Malta’s history dates back so far it’s a little crazy. It would be one of the least surprising places on Earth to find an ancient Star Gate to enable travel to distant worlds, hidden for millennia in the deepest recesses of a cave or somewhere similar. Of course, serious archaeologists and sci fi fans could argue for hours over the feasibility of this. Meanwhile, you can check out architecture in Malta that is thousands of years old. Some “fringe” historians such as Graham Hancock will argue that it’s possible that there is evidence that Malta was quite a civilised place in which to live thousands of years before more conventional wisdom would dictate, but no one will argue that there has been a human presence on the islands for 7,000 years. Similar theories are cogently argued that some of the Egyptian pyramids were built thousands of years earlier than people believe. Whatever your own take is, there are some fine architectural examples from ancient times in Malta, and the culture is strikingly rich in terms of its antiquity. Check out the Hypogeum, hewn out of rock by the ancients and not re-discovered until 1902. It’s on the list of World Heritage Sites drawn up by UNESCO.
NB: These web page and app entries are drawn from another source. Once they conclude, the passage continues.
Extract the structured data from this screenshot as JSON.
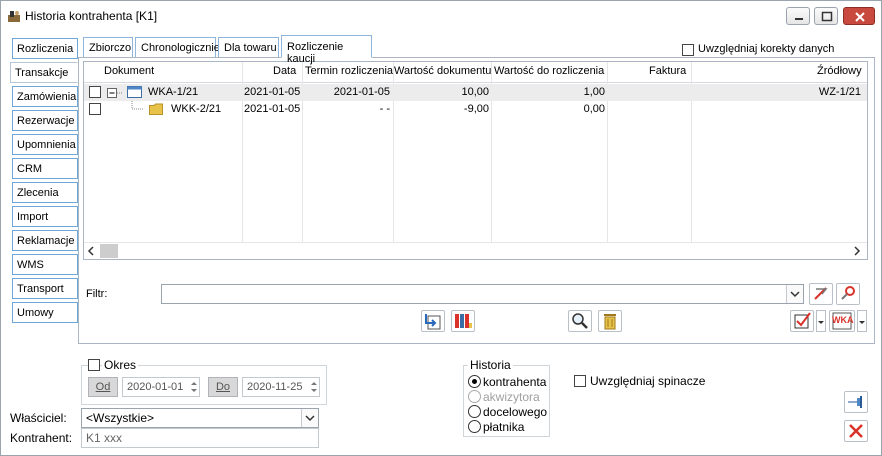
{
  "window": {
    "title": "Historia kontrahenta [K1]"
  },
  "sidebar": {
    "items": [
      {
        "label": "Rozliczenia"
      },
      {
        "label": "Transakcje"
      },
      {
        "label": "Zamówienia"
      },
      {
        "label": "Rezerwacje"
      },
      {
        "label": "Upomnienia"
      },
      {
        "label": "CRM"
      },
      {
        "label": "Zlecenia"
      },
      {
        "label": "Import"
      },
      {
        "label": "Reklamacje"
      },
      {
        "label": "WMS"
      },
      {
        "label": "Transport"
      },
      {
        "label": "Umowy"
      }
    ],
    "active_index": 1
  },
  "tabs": {
    "items": [
      {
        "label": "Zbiorczo"
      },
      {
        "label": "Chronologicznie"
      },
      {
        "label": "Dla towaru"
      },
      {
        "label": "Rozliczenie kaucji"
      }
    ],
    "active_index": 3
  },
  "options": {
    "korekty_label": "Uwzględniaj korekty danych",
    "korekty_checked": false
  },
  "grid": {
    "columns": {
      "dokument": "Dokument",
      "data": "Data",
      "termin": "Termin rozliczenia",
      "wartosc": "Wartość dokumentu",
      "do_rozliczenia": "Wartość do rozliczenia",
      "faktura": "Faktura",
      "zrodlowy": "Źródłowy"
    },
    "rows": [
      {
        "dokument": "WKA-1/21",
        "data": "2021-01-05",
        "termin": "2021-01-05",
        "wartosc": "10,00",
        "do_rozliczenia": "1,00",
        "faktura": "",
        "zrodlowy": "WZ-1/21"
      },
      {
        "dokument": "WKK-2/21",
        "data": "2021-01-05",
        "termin": "- -",
        "wartosc": "-9,00",
        "do_rozliczenia": "0,00",
        "faktura": "",
        "zrodlowy": ""
      }
    ]
  },
  "filter": {
    "label": "Filtr:",
    "value": ""
  },
  "okres": {
    "label": "Okres",
    "checked": false,
    "od_label": "Od",
    "od_value": "2020-01-01",
    "do_label": "Do",
    "do_value": "2020-11-25"
  },
  "historia": {
    "label": "Historia",
    "options": [
      {
        "label": "kontrahenta",
        "selected": true,
        "disabled": false
      },
      {
        "label": "akwizytora",
        "selected": false,
        "disabled": true
      },
      {
        "label": "docelowego",
        "selected": false,
        "disabled": false
      },
      {
        "label": "płatnika",
        "selected": false,
        "disabled": false
      }
    ]
  },
  "spinacze": {
    "label": "Uwzględniaj spinacze",
    "checked": false
  },
  "wlasciciel": {
    "label": "Właściciel:",
    "value": "<Wszystkie>"
  },
  "kontrahent": {
    "label": "Kontrahent:",
    "value": "K1  xxx"
  },
  "toolbar": {
    "wka_label": "WKA"
  },
  "colors": {
    "accent_blue": "#6ea6d8",
    "close_red": "#c84a3f",
    "delete_red": "#d9322a"
  }
}
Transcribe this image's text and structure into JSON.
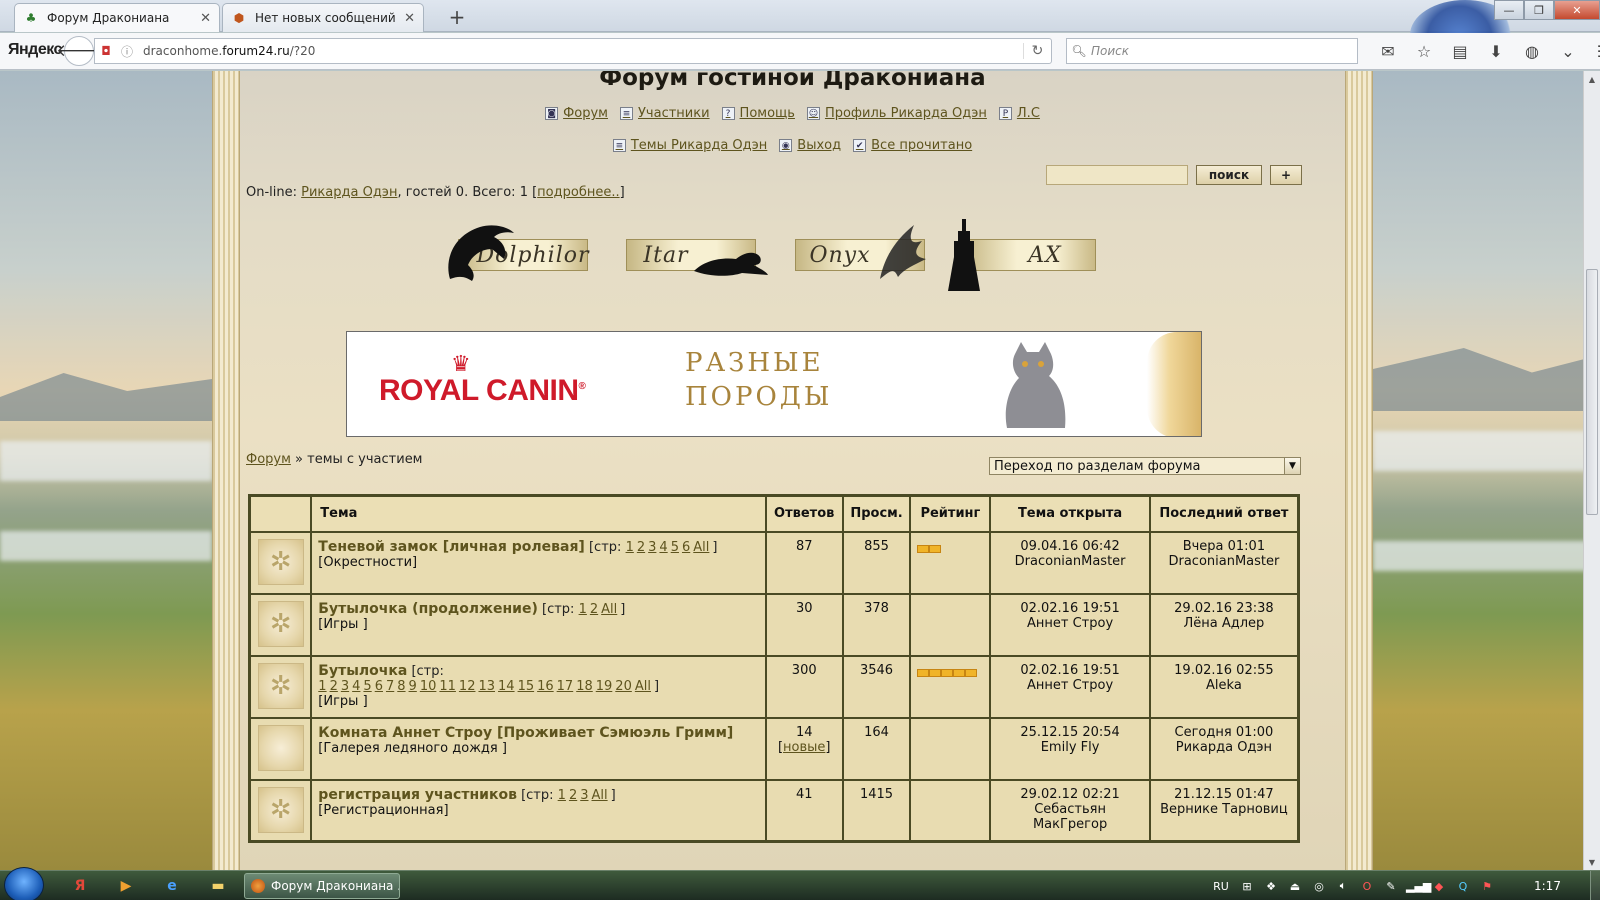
{
  "browser": {
    "tabs": [
      {
        "title": "Форум Дракониана",
        "active": true
      },
      {
        "title": "Нет новых сообщений",
        "active": false
      }
    ],
    "new_tab_label": "+",
    "window_controls": {
      "minimize": "—",
      "maximize": "❐",
      "close": "✕"
    },
    "brand": "Яндекс",
    "url_host": "draconhome.forum24.ru",
    "url_path": "/?20",
    "url_prefix": "draconhome.",
    "url_domain": "forum24.ru",
    "url_rest": "/?20",
    "search_placeholder": "Поиск",
    "icons": [
      "mail-icon",
      "bookmark-star-icon",
      "reading-list-icon",
      "download-icon",
      "addon-icon",
      "overflow-icon",
      "menu-icon"
    ]
  },
  "forum": {
    "title": "Форум гостиной Дракониана",
    "menu1": [
      {
        "icon": "◙",
        "label": "Форум"
      },
      {
        "icon": "≡",
        "label": "Участники"
      },
      {
        "icon": "?",
        "label": "Помощь"
      },
      {
        "icon": "☺",
        "label": "Профиль Рикарда Одэн"
      },
      {
        "icon": "P",
        "label": "Л.С"
      }
    ],
    "menu2": [
      {
        "icon": "≡",
        "label": "Темы Рикарда Одэн"
      },
      {
        "icon": "◉",
        "label": "Выход"
      },
      {
        "icon": "✔",
        "label": "Все прочитано"
      }
    ],
    "search_button": "поиск",
    "plus_button": "+",
    "online": {
      "prefix": "On-line: ",
      "user": "Рикарда Одэн",
      "middle": ", гостей 0. Всего: 1 [",
      "more": "подробнее..",
      "suffix": "]"
    },
    "banners": [
      "Dolphilor",
      "Itar",
      "Onyx",
      "AX"
    ],
    "ad": {
      "brand": "ROYAL CANIN",
      "registered": "®",
      "line1": "РАЗНЫЕ",
      "line2": "ПОРОДЫ"
    },
    "breadcrumb": {
      "root": "Форум",
      "separator": " » ",
      "current": "темы с участием"
    },
    "jump_select": "Переход по разделам форума",
    "table": {
      "headers": [
        "Тема",
        "Ответов",
        "Просм.",
        "Рейтинг",
        "Тема открыта",
        "Последний ответ"
      ],
      "rows": [
        {
          "title": "Теневой замок [личная ролевая]",
          "pages_prefix": "[стр:",
          "pages": [
            "1",
            "2",
            "3",
            "4",
            "5",
            "6",
            "All"
          ],
          "pages_suffix": "]",
          "section": "[Окрестности]",
          "replies": "87",
          "replies_new": "",
          "views": "855",
          "rating": 2,
          "opened_date": "09.04.16 06:42",
          "opened_by": "DraconianMaster",
          "last_date": "Вчера 01:01",
          "last_by": "DraconianMaster"
        },
        {
          "title": "Бутылочка (продолжение)",
          "pages_prefix": "[стр:",
          "pages": [
            "1",
            "2",
            "All"
          ],
          "pages_suffix": "]",
          "section": "[Игры ]",
          "replies": "30",
          "replies_new": "",
          "views": "378",
          "rating": 0,
          "opened_date": "02.02.16 19:51",
          "opened_by": "Аннет Строу",
          "last_date": "29.02.16 23:38",
          "last_by": "Лёна Адлер"
        },
        {
          "title": "Бутылочка",
          "pages_prefix": "[стр:",
          "pages": [
            "1",
            "2",
            "3",
            "4",
            "5",
            "6",
            "7",
            "8",
            "9",
            "10",
            "11",
            "12",
            "13",
            "14",
            "15",
            "16",
            "17",
            "18",
            "19",
            "20",
            "All"
          ],
          "pages_suffix": "]",
          "section": "[Игры ]",
          "replies": "300",
          "replies_new": "",
          "views": "3546",
          "rating": 5,
          "opened_date": "02.02.16 19:51",
          "opened_by": "Аннет Строу",
          "last_date": "19.02.16 02:55",
          "last_by": "Aleka"
        },
        {
          "title": "Комната Аннет Строу [Проживает Сэмюэль Гримм]",
          "pages_prefix": "",
          "pages": [],
          "pages_suffix": "",
          "section": "[Галерея ледяного дождя ]",
          "replies": "14",
          "replies_new": "новые",
          "views": "164",
          "rating": 0,
          "opened_date": "25.12.15 20:54",
          "opened_by": "Emily Fly",
          "last_date": "Сегодня 01:00",
          "last_by": "Рикарда Одэн"
        },
        {
          "title": "регистрация участников",
          "pages_prefix": "[стр:",
          "pages": [
            "1",
            "2",
            "3",
            "All"
          ],
          "pages_suffix": "]",
          "section": "[Регистрационная]",
          "replies": "41",
          "replies_new": "",
          "views": "1415",
          "rating": 0,
          "opened_date": "29.02.12 02:21",
          "opened_by": "Себастьян МакГрегор",
          "last_date": "21.12.15 01:47",
          "last_by": "Вернике Тарновиц"
        }
      ]
    }
  },
  "taskbar": {
    "task_title": "Форум Дракониана ...",
    "language": "RU",
    "clock": "1:17"
  }
}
The Kordin III prehistoric temples are also worth a look. You might even get to view a session about pottery making – where you’re actually taught how ancient peoples made their bowls and other paraphernalia.
You will also find plenty of places to visit that deal with the more recent history of Malta. For example, you can find the Malta Maritime Museum in an old naval bakery. The museum contains information on both ancient and apocryphal tales of the sea and on more verified maritime history, covering both Malta and the rest of the Med. The maritime museum houses various items representing the periods of history and pre-history.